‘Yolanda’ housing remains a mess
TACLOBAN CITY—Storm survivors in Eastern Visayas continue to demand full accountability over the sorry condition of their shelter rehabilitation after the 2013 super Typhoon “Yolanda.”
“During President Benigno Aquino III’s administration, nothing came out of the promised build back better. In the current administration, the campaign promise for us survivors with one foot inside Malacañang seems to translate now into our feet going to the grave instead?” said “Yolanda” survivor Marife Juana.
Joli A. Torella, shelter leader of the Community of Yolanda Survivors and Partners, urged Duterte for the full audit of the relocation and resettlement sites, along with the existing and ongoing construction in Eastern Samar.
“The audit should not just focus on the structural integrity, but must also focus on the whole process of shelter rehabilitation including whether survivors will have sources of livelihoods and adequate access to social services. The housing units being constructed today are unfortunately without such provisions,” Torella said in a statement.
“This is the primary reason why survivors are refusing the houses. We fear that the National Housing Authority is constructing ghost towns or houses without occupants if the government will continue to ignore the demands for genuine consultation and participation of survivors,” she added.
According to Torella, they are holding Duterte administration responsible for the slow moving and botched housing program.
“Will inadequate housing remain a never-ending issue?” she asked.
Tessie Elacion, of Balangiga, Eastern Samar, added that for years, locals have been trying to raise their concerns to the government agencies tasked to provide housing for Yolanda survivors.
“We are counting on National Economic Development Authority to report on the sloppy state of relocation site in Balangiga. We are also hoping that this report would stop the application of the urban solution to rural areas. We are farmers and fisherfolks, we should not be placed in row houses where our tools and livestock have no place,” said Elacion.
She added that “a host of issues” emanated from the exclusion of the survivors from the entire process.

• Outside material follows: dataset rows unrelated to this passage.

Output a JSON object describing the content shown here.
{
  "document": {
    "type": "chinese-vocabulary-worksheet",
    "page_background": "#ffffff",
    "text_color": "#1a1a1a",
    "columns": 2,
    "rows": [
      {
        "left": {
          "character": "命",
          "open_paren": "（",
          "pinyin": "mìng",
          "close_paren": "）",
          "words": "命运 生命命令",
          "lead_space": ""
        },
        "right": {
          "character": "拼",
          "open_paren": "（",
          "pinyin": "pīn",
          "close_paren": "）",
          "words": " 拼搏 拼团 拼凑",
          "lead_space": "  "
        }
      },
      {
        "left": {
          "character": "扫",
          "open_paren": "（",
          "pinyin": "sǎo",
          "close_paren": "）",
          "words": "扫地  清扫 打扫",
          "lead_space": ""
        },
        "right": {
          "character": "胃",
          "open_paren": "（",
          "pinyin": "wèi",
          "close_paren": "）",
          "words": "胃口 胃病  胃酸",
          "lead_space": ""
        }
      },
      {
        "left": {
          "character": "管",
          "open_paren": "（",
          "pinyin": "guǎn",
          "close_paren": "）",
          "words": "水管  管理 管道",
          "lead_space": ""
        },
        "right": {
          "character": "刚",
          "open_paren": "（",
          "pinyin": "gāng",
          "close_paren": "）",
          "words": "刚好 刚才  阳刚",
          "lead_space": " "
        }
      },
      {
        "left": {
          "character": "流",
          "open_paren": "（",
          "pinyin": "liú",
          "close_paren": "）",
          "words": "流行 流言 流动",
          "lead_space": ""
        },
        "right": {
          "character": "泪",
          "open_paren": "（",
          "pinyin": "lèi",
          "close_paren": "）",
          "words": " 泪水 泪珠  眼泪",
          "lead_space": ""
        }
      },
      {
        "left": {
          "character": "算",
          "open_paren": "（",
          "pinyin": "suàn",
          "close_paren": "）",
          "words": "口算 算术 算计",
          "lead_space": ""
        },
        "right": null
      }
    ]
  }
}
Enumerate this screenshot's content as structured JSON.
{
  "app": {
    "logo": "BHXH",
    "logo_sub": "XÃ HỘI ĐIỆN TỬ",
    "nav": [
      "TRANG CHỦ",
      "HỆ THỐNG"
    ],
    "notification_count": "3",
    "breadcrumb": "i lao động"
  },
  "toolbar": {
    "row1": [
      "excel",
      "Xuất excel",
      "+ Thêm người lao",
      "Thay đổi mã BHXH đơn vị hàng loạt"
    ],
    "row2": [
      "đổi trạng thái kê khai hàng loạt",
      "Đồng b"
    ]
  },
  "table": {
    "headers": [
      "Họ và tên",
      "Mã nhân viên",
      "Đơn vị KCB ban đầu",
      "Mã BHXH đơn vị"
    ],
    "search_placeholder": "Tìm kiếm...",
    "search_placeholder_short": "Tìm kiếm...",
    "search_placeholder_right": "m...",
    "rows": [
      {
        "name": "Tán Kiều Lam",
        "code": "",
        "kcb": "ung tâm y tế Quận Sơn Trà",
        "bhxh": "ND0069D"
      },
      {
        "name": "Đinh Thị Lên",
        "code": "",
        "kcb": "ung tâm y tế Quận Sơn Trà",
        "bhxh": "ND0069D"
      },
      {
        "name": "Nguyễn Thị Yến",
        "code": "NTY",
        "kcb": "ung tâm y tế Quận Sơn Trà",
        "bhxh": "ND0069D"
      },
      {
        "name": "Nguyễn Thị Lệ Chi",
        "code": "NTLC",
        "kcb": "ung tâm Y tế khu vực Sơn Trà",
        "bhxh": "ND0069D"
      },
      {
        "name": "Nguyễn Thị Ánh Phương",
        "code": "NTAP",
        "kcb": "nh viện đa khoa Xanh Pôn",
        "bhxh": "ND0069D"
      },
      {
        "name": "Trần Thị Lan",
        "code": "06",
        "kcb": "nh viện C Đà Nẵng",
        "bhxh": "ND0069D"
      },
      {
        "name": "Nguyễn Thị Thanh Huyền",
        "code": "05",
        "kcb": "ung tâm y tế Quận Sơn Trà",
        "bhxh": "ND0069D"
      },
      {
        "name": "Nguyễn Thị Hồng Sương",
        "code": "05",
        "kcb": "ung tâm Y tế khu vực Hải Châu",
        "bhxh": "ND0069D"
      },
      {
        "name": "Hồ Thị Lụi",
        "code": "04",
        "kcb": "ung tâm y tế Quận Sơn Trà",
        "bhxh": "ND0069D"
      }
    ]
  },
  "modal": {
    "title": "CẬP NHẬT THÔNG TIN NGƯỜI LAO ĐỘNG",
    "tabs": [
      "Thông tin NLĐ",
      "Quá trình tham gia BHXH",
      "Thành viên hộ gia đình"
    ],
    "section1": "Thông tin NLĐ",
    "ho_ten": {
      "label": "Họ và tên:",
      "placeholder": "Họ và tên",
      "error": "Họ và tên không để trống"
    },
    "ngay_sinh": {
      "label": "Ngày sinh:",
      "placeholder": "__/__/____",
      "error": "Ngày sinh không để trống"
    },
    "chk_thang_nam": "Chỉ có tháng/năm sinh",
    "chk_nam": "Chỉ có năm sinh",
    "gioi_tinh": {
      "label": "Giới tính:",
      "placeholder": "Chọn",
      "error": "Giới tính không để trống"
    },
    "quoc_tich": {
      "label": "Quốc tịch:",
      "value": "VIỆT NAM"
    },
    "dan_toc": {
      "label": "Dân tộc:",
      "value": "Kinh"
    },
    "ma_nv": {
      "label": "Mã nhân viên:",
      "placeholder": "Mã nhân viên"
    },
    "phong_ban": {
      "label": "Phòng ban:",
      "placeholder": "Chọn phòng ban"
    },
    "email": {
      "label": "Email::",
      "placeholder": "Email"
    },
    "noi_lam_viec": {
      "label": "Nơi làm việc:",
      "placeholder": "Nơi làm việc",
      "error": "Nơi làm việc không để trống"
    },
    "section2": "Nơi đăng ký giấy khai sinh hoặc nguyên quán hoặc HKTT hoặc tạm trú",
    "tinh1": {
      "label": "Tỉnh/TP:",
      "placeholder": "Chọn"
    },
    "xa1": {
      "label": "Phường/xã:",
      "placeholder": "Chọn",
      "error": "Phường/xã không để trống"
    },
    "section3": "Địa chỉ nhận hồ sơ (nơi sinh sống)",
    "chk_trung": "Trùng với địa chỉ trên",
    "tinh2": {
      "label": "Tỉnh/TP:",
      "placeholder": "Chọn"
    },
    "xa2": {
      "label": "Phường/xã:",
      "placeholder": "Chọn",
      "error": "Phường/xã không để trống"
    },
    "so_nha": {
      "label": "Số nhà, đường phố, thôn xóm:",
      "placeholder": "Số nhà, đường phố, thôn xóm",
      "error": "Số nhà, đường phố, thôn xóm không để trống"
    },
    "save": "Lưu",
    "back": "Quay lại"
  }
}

The group also decried that more survivors will be displaced as soon as the 27.3-kilometer Tide Embankment Project is completed from Tanauan, Leyte to Tacloban City.